      As for the radiation – maybe it will give you skin cancer or nuke your reproductive organs maybe it won’t, I’ve read conflicting accounts.

      http://www.cbc.ca/health/story/2010/01/05/f-airport-scanners-radiation-risk.html

      Oh I absolutely agree this doesn’t make anyone safer and the TSA would be better off training its agents to look for suspicious people than things like liquids in bags but that’s harder and more costly than throwing scanners in airports.

  6. The discussions in Canada don’t mean much, because it’s not a Canadian policy–it’s American. The TSA is an American institution (I accidentally said FAA in my previous comment–whoops), and the fact that scanners are being put in place in Canadian airports is only in compliance with the TSA rules; what’s important is: where were all of the discussions before the TSA decided to put in the scanners? (Let alone the new pat-downs.)

    I continue to maintain my call of foul, because you’re making my point for me. Ignorance of the law not being an excuse only applies in the case where a LAW has been broken–as in the case you mention, with someone bringing a handgun into Canada. That person has broken the law, and that law applies regardless of whether he knew about it or not. He’s unwittingly become a criminal. But it’s not against the law to take a plane from NYC to L.A. No laws are being broken if I book such a flight, and attempt to get on the plane. “Ignorance of the law” is irrelevant in this discussion, because we’re not talking about laws being broken.

    I’m sure that there are conflicting accounts with the scanners, and their health effects. (I REALLY feel sorry for the security personnel, who are standing beside those things all day every day–if it’s discovered that there are long-term effects, my heart is going to melt for those people, who have no more choice in the matter than the general public has.) The problem is not just that they were rushed in so fast, it’s that there is no government body (especially in the States) with the funding to do proper studies on them. The only people who have funding to do that are… oh… the people who make them. I hope they’re safe.

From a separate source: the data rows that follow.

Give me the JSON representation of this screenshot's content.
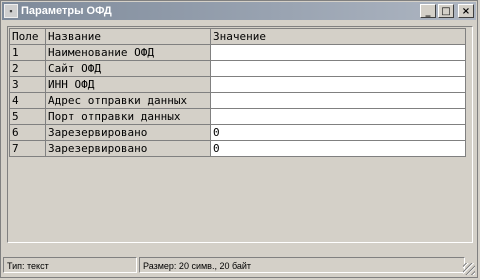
{
  "window": {
    "title": "Параметры ОФД",
    "buttons": {
      "minimize": "_",
      "maximize": "□",
      "close": "×"
    }
  },
  "table": {
    "columns": [
      "Поле",
      "Название",
      "Значение"
    ],
    "rows": [
      {
        "field": "1",
        "name": "Наименование ОФД",
        "value": ""
      },
      {
        "field": "2",
        "name": "Сайт ОФД",
        "value": ""
      },
      {
        "field": "3",
        "name": "ИНН ОФД",
        "value": ""
      },
      {
        "field": "4",
        "name": "Адрес отправки данных",
        "value": ""
      },
      {
        "field": "5",
        "name": "Порт отправки данных",
        "value": ""
      },
      {
        "field": "6",
        "name": "Зарезервировано",
        "value": "0"
      },
      {
        "field": "7",
        "name": "Зарезервировано",
        "value": "0"
      }
    ]
  },
  "statusbar": {
    "type": "Тип: текст",
    "size": "Размер: 20 симв., 20 байт"
  }
}
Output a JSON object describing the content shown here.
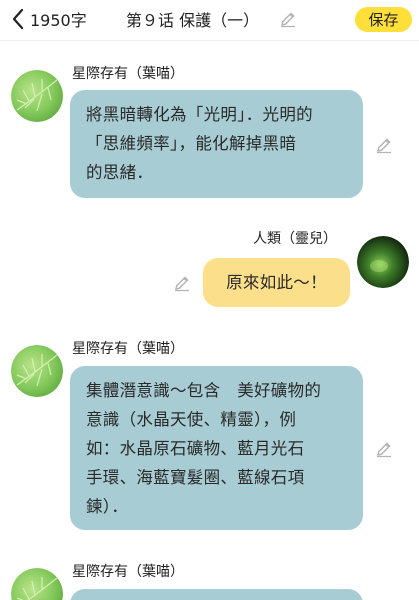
{
  "header": {
    "word_count": "1950字",
    "title": "第９话 保護（一）",
    "save_label": "保存"
  },
  "messages": [
    {
      "speaker": "星際存有（葉喵）",
      "side": "left",
      "lines": [
        "將黑暗轉化為「光明」．光明的",
        "「思維頻率」，能化解掉黑暗",
        "的思緒．"
      ]
    },
    {
      "speaker": "人類（靈兒）",
      "side": "right",
      "lines": [
        "原來如此～！"
      ]
    },
    {
      "speaker": "星際存有（葉喵）",
      "side": "left",
      "lines": [
        "集體潛意識～包含　美好礦物的",
        "意識（水晶天使、精靈），例",
        "如：水晶原石礦物、藍月光石",
        "手環、海藍寶髮圈、藍線石項",
        "鍊）．"
      ]
    },
    {
      "speaker": "星際存有（葉喵）",
      "side": "left",
      "lines": []
    }
  ],
  "colors": {
    "save_button": "#ffdf3a",
    "bubble_blue": "#a8ccd3",
    "bubble_yellow": "#fcdf8a",
    "pencil_icon": "#b5b5b5"
  },
  "icons": {
    "back": "chevron-left-icon",
    "edit": "pencil-icon"
  }
}
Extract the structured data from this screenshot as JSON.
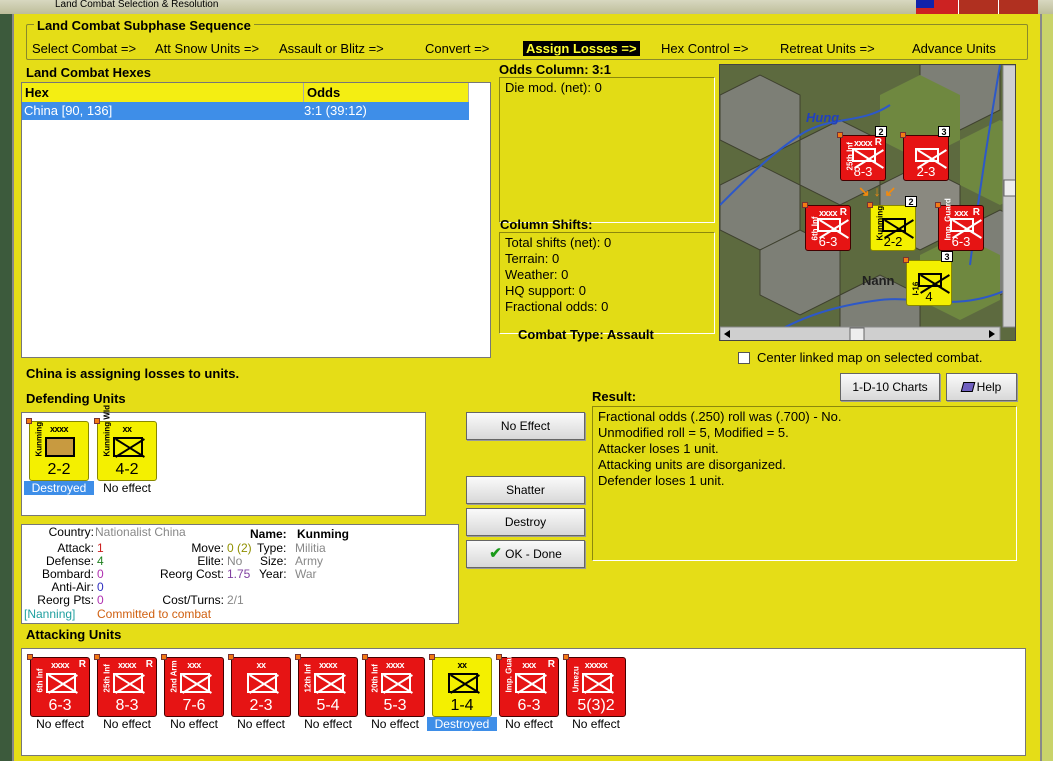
{
  "window": {
    "title": "Land Combat Selection & Resolution"
  },
  "sequence": {
    "title": "Land Combat Subphase Sequence",
    "steps": [
      "Select Combat =>",
      "Att Snow Units =>",
      "Assault or Blitz =>",
      "Convert =>",
      "Assign Losses =>",
      "Hex Control =>",
      "Retreat Units =>",
      "Advance Units"
    ],
    "active_index": 4
  },
  "hexes": {
    "title": "Land Combat Hexes",
    "columns": [
      "Hex",
      "Odds"
    ],
    "rows": [
      {
        "hex": "China [90, 136]",
        "odds": "3:1 (39:12)"
      }
    ]
  },
  "odds": {
    "title": "Odds Column: 3:1",
    "die_mod": "Die mod. (net): 0"
  },
  "shifts": {
    "title": "Column Shifts:",
    "lines": [
      "Total shifts (net): 0",
      "Terrain: 0",
      "Weather: 0",
      "HQ support: 0",
      "Fractional odds: 0"
    ]
  },
  "combat_type": {
    "label": "Combat Type:",
    "value": "Assault"
  },
  "map": {
    "labels": {
      "hung": "Hung",
      "nann": "Nann"
    },
    "scroll_position": 0.5
  },
  "center_map": {
    "label": "Center linked map on selected combat.",
    "checked": false
  },
  "buttons": {
    "charts": "1-D-10 Charts",
    "help": "Help",
    "no_effect": "No Effect",
    "shatter": "Shatter",
    "destroy": "Destroy",
    "ok_done": "OK - Done"
  },
  "message": "China is assigning losses to units.",
  "defending": {
    "title": "Defending Units",
    "units": [
      {
        "size": "xxxx",
        "name": "Kunming",
        "strength": "2-2",
        "type": "militia",
        "status": "Destroyed",
        "selected": true
      },
      {
        "size": "xx",
        "name": "Kunming Wld",
        "strength": "4-2",
        "type": "warlord",
        "status": "No effect",
        "selected": false
      }
    ]
  },
  "info": {
    "country_label": "Country:",
    "country": "Nationalist China",
    "name_label": "Name:",
    "name": "Kunming",
    "attack_label": "Attack:",
    "attack": "1",
    "move_label": "Move:",
    "move": "0 (2)",
    "type_label": "Type:",
    "type": "Militia",
    "defense_label": "Defense:",
    "defense": "4",
    "elite_label": "Elite:",
    "elite": "No",
    "size_label": "Size:",
    "size": "Army",
    "bombard_label": "Bombard:",
    "bombard": "0",
    "reorg_cost_label": "Reorg Cost:",
    "reorg_cost": "1.75",
    "year_label": "Year:",
    "year": "War",
    "antiair_label": "Anti-Air:",
    "antiair": "0",
    "reorg_pts_label": "Reorg Pts:",
    "reorg_pts": "0",
    "cost_turns_label": "Cost/Turns:",
    "cost_turns": "2/1",
    "location": "[Nanning]",
    "commit": "Committed to combat"
  },
  "result": {
    "title": "Result:",
    "lines": [
      "Fractional odds (.250) roll was (.700)  - No.",
      "Unmodified roll = 5, Modified = 5.",
      "Attacker loses 1 unit.",
      "Attacking units are disorganized.",
      "Defender loses 1 unit."
    ]
  },
  "attacking": {
    "title": "Attacking Units",
    "units": [
      {
        "size": "xxxx",
        "name": "6th Inf",
        "strength": "6-3",
        "rtag": "R",
        "status": "No effect",
        "selected": false,
        "color": "red"
      },
      {
        "size": "xxxx",
        "name": "25th Inf",
        "strength": "8-3",
        "rtag": "R",
        "status": "No effect",
        "selected": false,
        "color": "red"
      },
      {
        "size": "xxx",
        "name": "2nd Arm",
        "strength": "7-6",
        "rtag": "",
        "status": "No effect",
        "selected": false,
        "color": "red"
      },
      {
        "size": "xx",
        "name": "",
        "strength": "2-3",
        "rtag": "",
        "status": "No effect",
        "selected": false,
        "color": "red"
      },
      {
        "size": "xxxx",
        "name": "12th Inf",
        "strength": "5-4",
        "rtag": "",
        "status": "No effect",
        "selected": false,
        "color": "red"
      },
      {
        "size": "xxxx",
        "name": "20th Inf",
        "strength": "5-3",
        "rtag": "",
        "status": "No effect",
        "selected": false,
        "color": "red"
      },
      {
        "size": "xx",
        "name": "",
        "strength": "1-4",
        "rtag": "",
        "status": "Destroyed",
        "selected": true,
        "color": "yellow"
      },
      {
        "size": "xxx",
        "name": "Imp. Guard",
        "strength": "6-3",
        "rtag": "R",
        "status": "No effect",
        "selected": false,
        "color": "red"
      },
      {
        "size": "xxxxx",
        "name": "Umezu",
        "strength": "5(3)2",
        "rtag": "",
        "status": "No effect",
        "selected": false,
        "color": "red"
      }
    ]
  },
  "map_counters": [
    {
      "size": "xxxx",
      "name": "25th Inf",
      "strength": "8-3",
      "rtag": "R",
      "stack": "2",
      "color": "red"
    },
    {
      "size": "",
      "name": "",
      "strength": "2-3",
      "rtag": "",
      "stack": "3",
      "color": "red"
    },
    {
      "size": "xxxx",
      "name": "6th Inf",
      "strength": "6-3",
      "rtag": "R",
      "stack": "",
      "color": "red"
    },
    {
      "size": "",
      "name": "Kunming",
      "strength": "2-2",
      "rtag": "",
      "stack": "2",
      "color": "yellow"
    },
    {
      "size": "xxx",
      "name": "Imp. Guard",
      "strength": "6-3",
      "rtag": "R",
      "stack": "",
      "color": "red"
    },
    {
      "size": "",
      "name": "I-16",
      "strength": "4",
      "rtag": "",
      "stack": "3",
      "color": "yellow"
    }
  ],
  "map_stack_badge": "2",
  "colors": {
    "panel": "#e5dd17",
    "selection": "#3e8ee8",
    "unit_red": "#e61414",
    "unit_yellow": "#f4f000",
    "strength_red": "#cc2020",
    "strength_green": "#208020",
    "value_blue": "#3030c0"
  }
}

    After all, I’ll be passing through enough of them, going forward…

    P.S. I’m sorry that this turned into an argument over your comments–hopefully a friendly one. 🙂 I do enjoy your blog….

    • I meant to reply to this awhile ago.

      You made my point for me – if as you say Canada is only putting in scanners in response to the TSA then they must have announced their implementation to someone.

      Trust me I’m well aware of the difference between Canadian and US departments and their limitations. So that was why I posted those articles. It was to make the point that this scanner implementation didn’t just happen 2 months ago. Billion dollar scanners don’t materialise overnight. So when it was being discussed by the TSA, by other government officials why was no one paying attention or raising these concerns.

      At the moment this new Canada/US perimeter security deal concerns me but no one seems too up in arms about it. So that will come into effect and then once again our reactive society will protest and once again it will be too late.

      To me that is the tragedy of these things.

      Yes there will always be horror stories when it come to government officials and mistreatment but how many people don’t get mistreated? Do we have those numbers and those stories?

Leave a Reply

Fill in your details below or click an icon to log in:

WordPress.com Logo

You are commenting using your WordPress.com account. Log Out / Change )

Twitter picture

You are commenting using your Twitter account. Log Out / Change )

Facebook photo

You are commenting using your Facebook account. Log Out / Change )

Google+ photo

You are commenting using your Google+ account. Log Out / Change )

Connecting to %s